(App and web page records)
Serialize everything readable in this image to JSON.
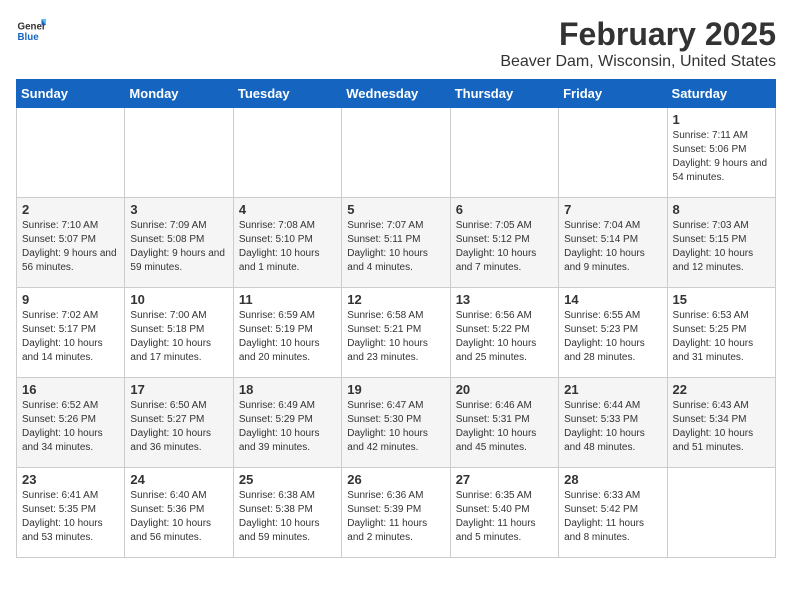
{
  "header": {
    "logo_general": "General",
    "logo_blue": "Blue",
    "title": "February 2025",
    "subtitle": "Beaver Dam, Wisconsin, United States"
  },
  "calendar": {
    "days_of_week": [
      "Sunday",
      "Monday",
      "Tuesday",
      "Wednesday",
      "Thursday",
      "Friday",
      "Saturday"
    ],
    "weeks": [
      [
        {
          "day": "",
          "info": ""
        },
        {
          "day": "",
          "info": ""
        },
        {
          "day": "",
          "info": ""
        },
        {
          "day": "",
          "info": ""
        },
        {
          "day": "",
          "info": ""
        },
        {
          "day": "",
          "info": ""
        },
        {
          "day": "1",
          "info": "Sunrise: 7:11 AM\nSunset: 5:06 PM\nDaylight: 9 hours and 54 minutes."
        }
      ],
      [
        {
          "day": "2",
          "info": "Sunrise: 7:10 AM\nSunset: 5:07 PM\nDaylight: 9 hours and 56 minutes."
        },
        {
          "day": "3",
          "info": "Sunrise: 7:09 AM\nSunset: 5:08 PM\nDaylight: 9 hours and 59 minutes."
        },
        {
          "day": "4",
          "info": "Sunrise: 7:08 AM\nSunset: 5:10 PM\nDaylight: 10 hours and 1 minute."
        },
        {
          "day": "5",
          "info": "Sunrise: 7:07 AM\nSunset: 5:11 PM\nDaylight: 10 hours and 4 minutes."
        },
        {
          "day": "6",
          "info": "Sunrise: 7:05 AM\nSunset: 5:12 PM\nDaylight: 10 hours and 7 minutes."
        },
        {
          "day": "7",
          "info": "Sunrise: 7:04 AM\nSunset: 5:14 PM\nDaylight: 10 hours and 9 minutes."
        },
        {
          "day": "8",
          "info": "Sunrise: 7:03 AM\nSunset: 5:15 PM\nDaylight: 10 hours and 12 minutes."
        }
      ],
      [
        {
          "day": "9",
          "info": "Sunrise: 7:02 AM\nSunset: 5:17 PM\nDaylight: 10 hours and 14 minutes."
        },
        {
          "day": "10",
          "info": "Sunrise: 7:00 AM\nSunset: 5:18 PM\nDaylight: 10 hours and 17 minutes."
        },
        {
          "day": "11",
          "info": "Sunrise: 6:59 AM\nSunset: 5:19 PM\nDaylight: 10 hours and 20 minutes."
        },
        {
          "day": "12",
          "info": "Sunrise: 6:58 AM\nSunset: 5:21 PM\nDaylight: 10 hours and 23 minutes."
        },
        {
          "day": "13",
          "info": "Sunrise: 6:56 AM\nSunset: 5:22 PM\nDaylight: 10 hours and 25 minutes."
        },
        {
          "day": "14",
          "info": "Sunrise: 6:55 AM\nSunset: 5:23 PM\nDaylight: 10 hours and 28 minutes."
        },
        {
          "day": "15",
          "info": "Sunrise: 6:53 AM\nSunset: 5:25 PM\nDaylight: 10 hours and 31 minutes."
        }
      ],
      [
        {
          "day": "16",
          "info": "Sunrise: 6:52 AM\nSunset: 5:26 PM\nDaylight: 10 hours and 34 minutes."
        },
        {
          "day": "17",
          "info": "Sunrise: 6:50 AM\nSunset: 5:27 PM\nDaylight: 10 hours and 36 minutes."
        },
        {
          "day": "18",
          "info": "Sunrise: 6:49 AM\nSunset: 5:29 PM\nDaylight: 10 hours and 39 minutes."
        },
        {
          "day": "19",
          "info": "Sunrise: 6:47 AM\nSunset: 5:30 PM\nDaylight: 10 hours and 42 minutes."
        },
        {
          "day": "20",
          "info": "Sunrise: 6:46 AM\nSunset: 5:31 PM\nDaylight: 10 hours and 45 minutes."
        },
        {
          "day": "21",
          "info": "Sunrise: 6:44 AM\nSunset: 5:33 PM\nDaylight: 10 hours and 48 minutes."
        },
        {
          "day": "22",
          "info": "Sunrise: 6:43 AM\nSunset: 5:34 PM\nDaylight: 10 hours and 51 minutes."
        }
      ],
      [
        {
          "day": "23",
          "info": "Sunrise: 6:41 AM\nSunset: 5:35 PM\nDaylight: 10 hours and 53 minutes."
        },
        {
          "day": "24",
          "info": "Sunrise: 6:40 AM\nSunset: 5:36 PM\nDaylight: 10 hours and 56 minutes."
        },
        {
          "day": "25",
          "info": "Sunrise: 6:38 AM\nSunset: 5:38 PM\nDaylight: 10 hours and 59 minutes."
        },
        {
          "day": "26",
          "info": "Sunrise: 6:36 AM\nSunset: 5:39 PM\nDaylight: 11 hours and 2 minutes."
        },
        {
          "day": "27",
          "info": "Sunrise: 6:35 AM\nSunset: 5:40 PM\nDaylight: 11 hours and 5 minutes."
        },
        {
          "day": "28",
          "info": "Sunrise: 6:33 AM\nSunset: 5:42 PM\nDaylight: 11 hours and 8 minutes."
        },
        {
          "day": "",
          "info": ""
        }
      ]
    ]
  }
}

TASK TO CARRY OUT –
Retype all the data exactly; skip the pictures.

WRITTEN SOLUTION –
Serialize everything readable in this image to JSON.
{
  "header": {
    "logo_general": "General",
    "logo_blue": "Blue",
    "title": "February 2025",
    "subtitle": "Beaver Dam, Wisconsin, United States"
  },
  "calendar": {
    "days_of_week": [
      "Sunday",
      "Monday",
      "Tuesday",
      "Wednesday",
      "Thursday",
      "Friday",
      "Saturday"
    ],
    "weeks": [
      [
        {
          "day": "",
          "info": ""
        },
        {
          "day": "",
          "info": ""
        },
        {
          "day": "",
          "info": ""
        },
        {
          "day": "",
          "info": ""
        },
        {
          "day": "",
          "info": ""
        },
        {
          "day": "",
          "info": ""
        },
        {
          "day": "1",
          "info": "Sunrise: 7:11 AM\nSunset: 5:06 PM\nDaylight: 9 hours and 54 minutes."
        }
      ],
      [
        {
          "day": "2",
          "info": "Sunrise: 7:10 AM\nSunset: 5:07 PM\nDaylight: 9 hours and 56 minutes."
        },
        {
          "day": "3",
          "info": "Sunrise: 7:09 AM\nSunset: 5:08 PM\nDaylight: 9 hours and 59 minutes."
        },
        {
          "day": "4",
          "info": "Sunrise: 7:08 AM\nSunset: 5:10 PM\nDaylight: 10 hours and 1 minute."
        },
        {
          "day": "5",
          "info": "Sunrise: 7:07 AM\nSunset: 5:11 PM\nDaylight: 10 hours and 4 minutes."
        },
        {
          "day": "6",
          "info": "Sunrise: 7:05 AM\nSunset: 5:12 PM\nDaylight: 10 hours and 7 minutes."
        },
        {
          "day": "7",
          "info": "Sunrise: 7:04 AM\nSunset: 5:14 PM\nDaylight: 10 hours and 9 minutes."
        },
        {
          "day": "8",
          "info": "Sunrise: 7:03 AM\nSunset: 5:15 PM\nDaylight: 10 hours and 12 minutes."
        }
      ],
      [
        {
          "day": "9",
          "info": "Sunrise: 7:02 AM\nSunset: 5:17 PM\nDaylight: 10 hours and 14 minutes."
        },
        {
          "day": "10",
          "info": "Sunrise: 7:00 AM\nSunset: 5:18 PM\nDaylight: 10 hours and 17 minutes."
        },
        {
          "day": "11",
          "info": "Sunrise: 6:59 AM\nSunset: 5:19 PM\nDaylight: 10 hours and 20 minutes."
        },
        {
          "day": "12",
          "info": "Sunrise: 6:58 AM\nSunset: 5:21 PM\nDaylight: 10 hours and 23 minutes."
        },
        {
          "day": "13",
          "info": "Sunrise: 6:56 AM\nSunset: 5:22 PM\nDaylight: 10 hours and 25 minutes."
        },
        {
          "day": "14",
          "info": "Sunrise: 6:55 AM\nSunset: 5:23 PM\nDaylight: 10 hours and 28 minutes."
        },
        {
          "day": "15",
          "info": "Sunrise: 6:53 AM\nSunset: 5:25 PM\nDaylight: 10 hours and 31 minutes."
        }
      ],
      [
        {
          "day": "16",
          "info": "Sunrise: 6:52 AM\nSunset: 5:26 PM\nDaylight: 10 hours and 34 minutes."
        },
        {
          "day": "17",
          "info": "Sunrise: 6:50 AM\nSunset: 5:27 PM\nDaylight: 10 hours and 36 minutes."
        },
        {
          "day": "18",
          "info": "Sunrise: 6:49 AM\nSunset: 5:29 PM\nDaylight: 10 hours and 39 minutes."
        },
        {
          "day": "19",
          "info": "Sunrise: 6:47 AM\nSunset: 5:30 PM\nDaylight: 10 hours and 42 minutes."
        },
        {
          "day": "20",
          "info": "Sunrise: 6:46 AM\nSunset: 5:31 PM\nDaylight: 10 hours and 45 minutes."
        },
        {
          "day": "21",
          "info": "Sunrise: 6:44 AM\nSunset: 5:33 PM\nDaylight: 10 hours and 48 minutes."
        },
        {
          "day": "22",
          "info": "Sunrise: 6:43 AM\nSunset: 5:34 PM\nDaylight: 10 hours and 51 minutes."
        }
      ],
      [
        {
          "day": "23",
          "info": "Sunrise: 6:41 AM\nSunset: 5:35 PM\nDaylight: 10 hours and 53 minutes."
        },
        {
          "day": "24",
          "info": "Sunrise: 6:40 AM\nSunset: 5:36 PM\nDaylight: 10 hours and 56 minutes."
        },
        {
          "day": "25",
          "info": "Sunrise: 6:38 AM\nSunset: 5:38 PM\nDaylight: 10 hours and 59 minutes."
        },
        {
          "day": "26",
          "info": "Sunrise: 6:36 AM\nSunset: 5:39 PM\nDaylight: 11 hours and 2 minutes."
        },
        {
          "day": "27",
          "info": "Sunrise: 6:35 AM\nSunset: 5:40 PM\nDaylight: 11 hours and 5 minutes."
        },
        {
          "day": "28",
          "info": "Sunrise: 6:33 AM\nSunset: 5:42 PM\nDaylight: 11 hours and 8 minutes."
        },
        {
          "day": "",
          "info": ""
        }
      ]
    ]
  }
}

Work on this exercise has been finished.